Bright houses, busy streets, fast cars. Motion, action, people. Everyone with a job, everyone with something to do. One here, two there, a few over there. Overshadowed by unseen hands, all proceeds according to purpose. Empty hearts hiding in empty homes, all hollow. All shallow. All plastic. CLICK. Another LEGO brick falls.
Ice cream says a lot about a person. Eveyrone has a flavor that sticks out to them, and for different reasons. French Vanilla enthusiasts tend to enjoy the simle joys of life, while proponents of the Moose Tracks School of Philosophy tend to look for whatever’s new and awesome to hold their attention. In the end, it’s all ice cream, and we can all agree it’s awesome. It has its’ nuances, we love it for different reasons, but in the end we enjoy it because it simply satisfies a craving we have. Much like hobbies tend to satisfy our cravings in other areas, something seen very clearly in Gundam Build Fighters.
Build Fighters was one of my first Gundam series, and it remains one of my favorite series to this day. There’s so much to love about the series: the intense fights, the memorable characters, the interesting storyline (for a kids show, at least). But what sticks out to me the most is how much it resonates with my childhood. Growing up, I was the biggest LEGO nerd ever. I could spew out info on every main LEGO theme, tell you who the best builders were for each genre, and what major news outlets carried the latest news about the progression of colored construction bricks. LEGO was more than a hobby for me: it was a lifestyle.

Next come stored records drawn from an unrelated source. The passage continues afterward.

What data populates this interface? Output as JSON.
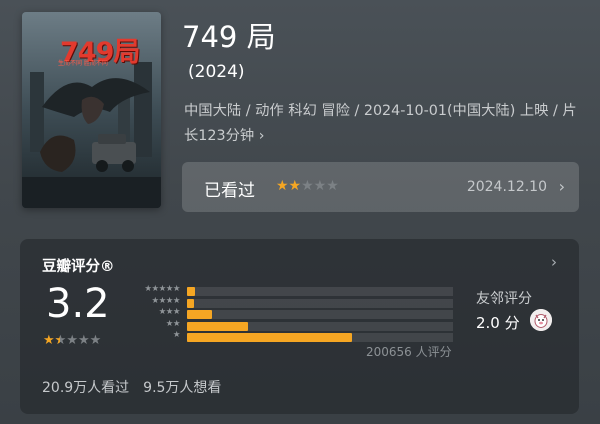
{
  "poster": {
    "title": "749局",
    "tagline": "生而不同  胜而不同"
  },
  "movie": {
    "title": "749 局",
    "year": "(2024)",
    "meta": "中国大陆 / 动作 科幻 冒险 / 2024-10-01(中国大陆) 上映 / 片长123分钟",
    "meta_chevron": "›"
  },
  "watched": {
    "label": "已看过",
    "stars_on": "★★",
    "stars_off": "★★★",
    "user_rating": 2,
    "date": "2024.12.10",
    "chevron": "›"
  },
  "rating": {
    "title": "豆瓣评分®",
    "chevron": "›",
    "score": "3.2",
    "score_stars_on": "★",
    "score_stars_off": "★★★",
    "rating_count": "200656 人评分",
    "distribution": [
      {
        "stars": "★★★★★",
        "fraction": 0.03
      },
      {
        "stars": "★★★★",
        "fraction": 0.025
      },
      {
        "stars": "★★★",
        "fraction": 0.095
      },
      {
        "stars": "★★",
        "fraction": 0.23
      },
      {
        "stars": "★",
        "fraction": 0.62
      }
    ],
    "friend_label": "友邻评分",
    "friend_score": "2.0 分",
    "watched_count": "20.9万人看过",
    "wish_count": "9.5万人想看"
  },
  "colors": {
    "accent": "#f5a623",
    "star_off": "#7c8185",
    "poster_title": "#e23a2e"
  }
}
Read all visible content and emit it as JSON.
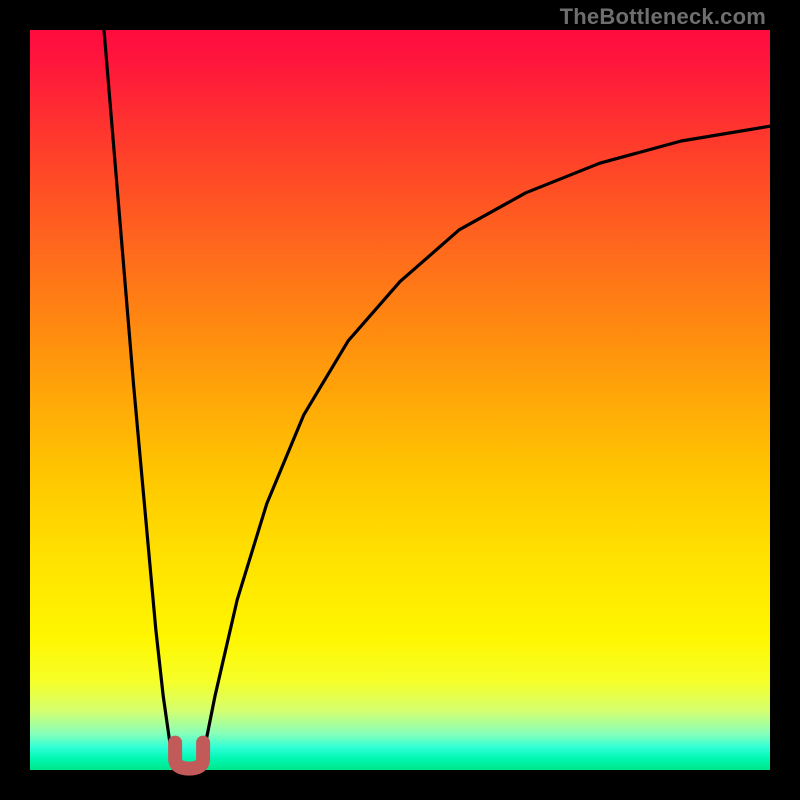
{
  "attribution": "TheBottleneck.com",
  "chart_data": {
    "type": "line",
    "title": "",
    "xlabel": "",
    "ylabel": "",
    "xlim": [
      0,
      100
    ],
    "ylim": [
      0,
      100
    ],
    "grid": false,
    "legend": false,
    "series": [
      {
        "name": "curve-left",
        "x": [
          10,
          11,
          12,
          13,
          14,
          15,
          16,
          17,
          18,
          19,
          20
        ],
        "y": [
          100,
          88,
          76,
          64,
          52,
          41,
          30,
          19,
          10,
          3,
          0
        ]
      },
      {
        "name": "curve-bottom-dip",
        "x": [
          20,
          20.5,
          21,
          21.5,
          22,
          22.5,
          23
        ],
        "y": [
          2,
          0.5,
          0,
          0,
          0,
          0.5,
          2
        ]
      },
      {
        "name": "curve-right",
        "x": [
          23,
          25,
          28,
          32,
          37,
          43,
          50,
          58,
          67,
          77,
          88,
          100
        ],
        "y": [
          0,
          10,
          23,
          36,
          48,
          58,
          66,
          73,
          78,
          82,
          85,
          87
        ]
      }
    ],
    "annotations": [
      {
        "name": "dip-marker",
        "shape": "u",
        "x_center": 21.5,
        "y": 1,
        "color": "#c35a5a"
      }
    ],
    "background_gradient": {
      "direction": "vertical",
      "stops": [
        {
          "pos": 0.0,
          "color": "#ff0b3f"
        },
        {
          "pos": 0.3,
          "color": "#ff6a1c"
        },
        {
          "pos": 0.6,
          "color": "#ffc600"
        },
        {
          "pos": 0.88,
          "color": "#f6ff28"
        },
        {
          "pos": 1.0,
          "color": "#00e68a"
        }
      ]
    }
  }
}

As much a part of me as breathing and eating were, and the protaganists of Build Fighters are much the same with their love for Gunpla.
While an anime about constructing intricate little robot figurines and having them battle through the magic of science might sound a bit silly on paper, the substance of the show does hold some truths about how we as humans interact with the world around us. Much like my 13-year-old self, each character in the show simply loves building, fighting, and testing their Gunpla. From the main character to the antagonists, they all have a love for and find a joy in perfecting each and every one of their creations. To them, to create is who they are. And to some extent, it’s true for all of us. Snapping together bits of colored plastic might not be your thing, but I’m sure you have some hobby that you simply just enjoy.
To create is to be human, whether that be creating new skills on the basketball court, creating new worlds hidden within words, or creating a new tones and melodies on the piano. Diverse as we are, we share a love for the unseen, a desire to improve, and a resolve to find ourselves in the machine of life, as it were. We find joy in creation, and that joy is something shared by our mutual Creator. From handcrafting the galaxies to making humans “in [His] image, according to [His] likeness” (Gen 1:26), God’s love for the act of creating, making, and testing limits resides in all of us. Main difference between ourselves and God, however, is that we don’t fully understand ourselves. We’re still learning, still growing, still taking each day one step at a time. It’s a journey, a process. One that takes time and exploration, but in the end brings us closer and closer to understanding who we are, and our place in this crazy world.